* _Your objective_: Set down the records below in full, exactly as they read.

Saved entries
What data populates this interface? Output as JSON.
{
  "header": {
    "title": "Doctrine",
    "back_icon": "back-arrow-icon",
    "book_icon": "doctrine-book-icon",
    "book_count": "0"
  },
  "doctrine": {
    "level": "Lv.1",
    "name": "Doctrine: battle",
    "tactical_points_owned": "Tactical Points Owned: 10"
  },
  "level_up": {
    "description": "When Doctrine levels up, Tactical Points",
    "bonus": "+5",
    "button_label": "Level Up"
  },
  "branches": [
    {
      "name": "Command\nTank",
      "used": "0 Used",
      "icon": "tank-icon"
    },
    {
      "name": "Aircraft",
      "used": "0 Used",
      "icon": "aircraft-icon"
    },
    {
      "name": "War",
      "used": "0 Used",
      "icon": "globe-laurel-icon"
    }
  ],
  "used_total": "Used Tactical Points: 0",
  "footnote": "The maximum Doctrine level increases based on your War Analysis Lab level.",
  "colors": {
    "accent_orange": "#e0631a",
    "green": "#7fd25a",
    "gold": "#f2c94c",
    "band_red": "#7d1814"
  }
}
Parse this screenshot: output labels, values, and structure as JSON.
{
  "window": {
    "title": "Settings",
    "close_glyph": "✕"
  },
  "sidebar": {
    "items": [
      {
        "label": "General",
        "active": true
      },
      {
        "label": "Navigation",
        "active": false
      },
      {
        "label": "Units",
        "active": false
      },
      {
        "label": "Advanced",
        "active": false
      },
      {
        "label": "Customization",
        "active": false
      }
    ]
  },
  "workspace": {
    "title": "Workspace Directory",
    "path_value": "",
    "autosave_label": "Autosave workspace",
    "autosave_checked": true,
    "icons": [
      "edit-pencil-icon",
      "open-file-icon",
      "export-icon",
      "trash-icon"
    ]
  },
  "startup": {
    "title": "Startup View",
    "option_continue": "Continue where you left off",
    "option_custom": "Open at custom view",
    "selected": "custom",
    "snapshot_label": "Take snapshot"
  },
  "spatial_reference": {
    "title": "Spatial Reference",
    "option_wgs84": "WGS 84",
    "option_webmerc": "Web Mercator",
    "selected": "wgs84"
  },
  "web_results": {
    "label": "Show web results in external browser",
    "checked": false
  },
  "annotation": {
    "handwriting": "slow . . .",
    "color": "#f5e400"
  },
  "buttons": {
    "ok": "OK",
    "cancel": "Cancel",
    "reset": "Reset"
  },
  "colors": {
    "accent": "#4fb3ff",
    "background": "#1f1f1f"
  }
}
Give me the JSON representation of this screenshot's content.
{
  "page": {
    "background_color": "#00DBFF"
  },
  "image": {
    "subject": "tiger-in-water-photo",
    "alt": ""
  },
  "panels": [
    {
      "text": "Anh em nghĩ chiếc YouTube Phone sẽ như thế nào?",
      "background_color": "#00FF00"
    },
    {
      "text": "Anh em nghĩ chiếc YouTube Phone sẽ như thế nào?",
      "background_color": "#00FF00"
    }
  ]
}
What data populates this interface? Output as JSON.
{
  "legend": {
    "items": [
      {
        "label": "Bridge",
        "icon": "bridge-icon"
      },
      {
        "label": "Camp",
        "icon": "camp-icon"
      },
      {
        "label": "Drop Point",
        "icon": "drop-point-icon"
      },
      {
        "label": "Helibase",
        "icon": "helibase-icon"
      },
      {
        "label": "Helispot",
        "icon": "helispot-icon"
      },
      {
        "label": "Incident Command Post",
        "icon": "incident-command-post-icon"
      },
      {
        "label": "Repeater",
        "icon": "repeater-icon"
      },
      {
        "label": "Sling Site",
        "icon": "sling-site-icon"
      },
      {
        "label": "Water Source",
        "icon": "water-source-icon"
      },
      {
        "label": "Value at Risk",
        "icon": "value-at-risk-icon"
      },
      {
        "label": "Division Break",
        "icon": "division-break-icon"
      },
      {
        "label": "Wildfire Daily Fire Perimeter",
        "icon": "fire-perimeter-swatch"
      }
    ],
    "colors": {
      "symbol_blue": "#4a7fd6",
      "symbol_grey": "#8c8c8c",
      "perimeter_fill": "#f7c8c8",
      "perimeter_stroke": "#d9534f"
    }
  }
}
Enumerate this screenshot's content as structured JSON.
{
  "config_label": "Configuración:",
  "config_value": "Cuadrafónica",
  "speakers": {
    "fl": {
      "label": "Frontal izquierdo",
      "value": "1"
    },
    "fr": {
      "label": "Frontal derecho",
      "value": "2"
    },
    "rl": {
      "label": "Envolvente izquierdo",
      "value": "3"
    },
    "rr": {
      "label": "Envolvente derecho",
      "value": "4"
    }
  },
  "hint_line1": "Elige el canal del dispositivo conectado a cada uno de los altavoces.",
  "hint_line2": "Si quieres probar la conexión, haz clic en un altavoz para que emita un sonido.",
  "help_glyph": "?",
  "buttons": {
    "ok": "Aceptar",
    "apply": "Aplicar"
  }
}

* _Solution to the problem_:
What data populates this interface? Output as JSON.
{
  "header": {
    "title": "Doctrine",
    "back_icon": "back-arrow-icon",
    "book_icon": "doctrine-book-icon",
    "book_count": "0"
  },
  "doctrine": {
    "level": "Lv.1",
    "name": "Doctrine: battle",
    "tactical_points_owned": "Tactical Points Owned: 10"
  },
  "level_up": {
    "description": "When Doctrine levels up, Tactical Points",
    "bonus": "+5",
    "button_label": "Level Up"
  },
  "branches": [
    {
      "name": "Command\nTank",
      "used": "0 Used",
      "icon": "tank-icon"
    },
    {
      "name": "Aircraft",
      "used": "0 Used",
      "icon": "aircraft-icon"
    },
    {
      "name": "War",
      "used": "0 Used",
      "icon": "globe-laurel-icon"
    }
  ],
  "used_total": "Used Tactical Points: 0",
  "footnote": "The maximum Doctrine level increases based on your War Analysis Lab level.",
  "colors": {
    "accent_orange": "#e0631a",
    "green": "#7fd25a",
    "gold": "#f2c94c",
    "band_red": "#7d1814"
  }
}
Parse this screenshot: output labels, values, and structure as JSON.
{
  "window": {
    "title": "Settings",
    "close_glyph": "✕"
  },
  "sidebar": {
    "items": [
      {
        "label": "General",
        "active": true
      },
      {
        "label": "Navigation",
        "active": false
      },
      {
        "label": "Units",
        "active": false
      },
      {
        "label": "Advanced",
        "active": false
      },
      {
        "label": "Customization",
        "active": false
      }
    ]
  },
  "workspace": {
    "title": "Workspace Directory",
    "path_value": "",
    "autosave_label": "Autosave workspace",
    "autosave_checked": true,
    "icons": [
      "edit-pencil-icon",
      "open-file-icon",
      "export-icon",
      "trash-icon"
    ]
  },
  "startup": {
    "title": "Startup View",
    "option_continue": "Continue where you left off",
    "option_custom": "Open at custom view",
    "selected": "custom",
    "snapshot_label": "Take snapshot"
  },
  "spatial_reference": {
    "title": "Spatial Reference",
    "option_wgs84": "WGS 84",
    "option_webmerc": "Web Mercator",
    "selected": "wgs84"
  },
  "web_results": {
    "label": "Show web results in external browser",
    "checked": false
  },
  "annotation": {
    "handwriting": "slow . . .",
    "color": "#f5e400"
  },
  "buttons": {
    "ok": "OK",
    "cancel": "Cancel",
    "reset": "Reset"
  },
  "colors": {
    "accent": "#4fb3ff",
    "background": "#1f1f1f"
  }
}
Give me the JSON representation of this screenshot's content.
{
  "page": {
    "background_color": "#00DBFF"
  },
  "image": {
    "subject": "tiger-in-water-photo",
    "alt": ""
  },
  "panels": [
    {
      "text": "Anh em nghĩ chiếc YouTube Phone sẽ như thế nào?",
      "background_color": "#00FF00"
    },
    {
      "text": "Anh em nghĩ chiếc YouTube Phone sẽ như thế nào?",
      "background_color": "#00FF00"
    }
  ]
}
What data populates this interface? Output as JSON.
{
  "legend": {
    "items": [
      {
        "label": "Bridge",
        "icon": "bridge-icon"
      },
      {
        "label": "Camp",
        "icon": "camp-icon"
      },
      {
        "label": "Drop Point",
        "icon": "drop-point-icon"
      },
      {
        "label": "Helibase",
        "icon": "helibase-icon"
      },
      {
        "label": "Helispot",
        "icon": "helispot-icon"
      },
      {
        "label": "Incident Command Post",
        "icon": "incident-command-post-icon"
      },
      {
        "label": "Repeater",
        "icon": "repeater-icon"
      },
      {
        "label": "Sling Site",
        "icon": "sling-site-icon"
      },
      {
        "label": "Water Source",
        "icon": "water-source-icon"
      },
      {
        "label": "Value at Risk",
        "icon": "value-at-risk-icon"
      },
      {
        "label": "Division Break",
        "icon": "division-break-icon"
      },
      {
        "label": "Wildfire Daily Fire Perimeter",
        "icon": "fire-perimeter-swatch"
      }
    ],
    "colors": {
      "symbol_blue": "#4a7fd6",
      "symbol_grey": "#8c8c8c",
      "perimeter_fill": "#f7c8c8",
      "perimeter_stroke": "#d9534f"
    }
  }
}
Enumerate this screenshot's content as structured JSON.
{
  "config_label": "Configuración:",
  "config_value": "Cuadrafónica",
  "speakers": {
    "fl": {
      "label": "Frontal izquierdo",
      "value": "1"
    },
    "fr": {
      "label": "Frontal derecho",
      "value": "2"
    },
    "rl": {
      "label": "Envolvente izquierdo",
      "value": "3"
    },
    "rr": {
      "label": "Envolvente derecho",
      "value": "4"
    }
  },
  "hint_line1": "Elige el canal del dispositivo conectado a cada uno de los altavoces.",
  "hint_line2": "Si quieres probar la conexión, haz clic en un altavoz para que emita un sonido.",
  "help_glyph": "?",
  "buttons": {
    "ok": "Aceptar",
    "apply": "Aplicar"
  }
}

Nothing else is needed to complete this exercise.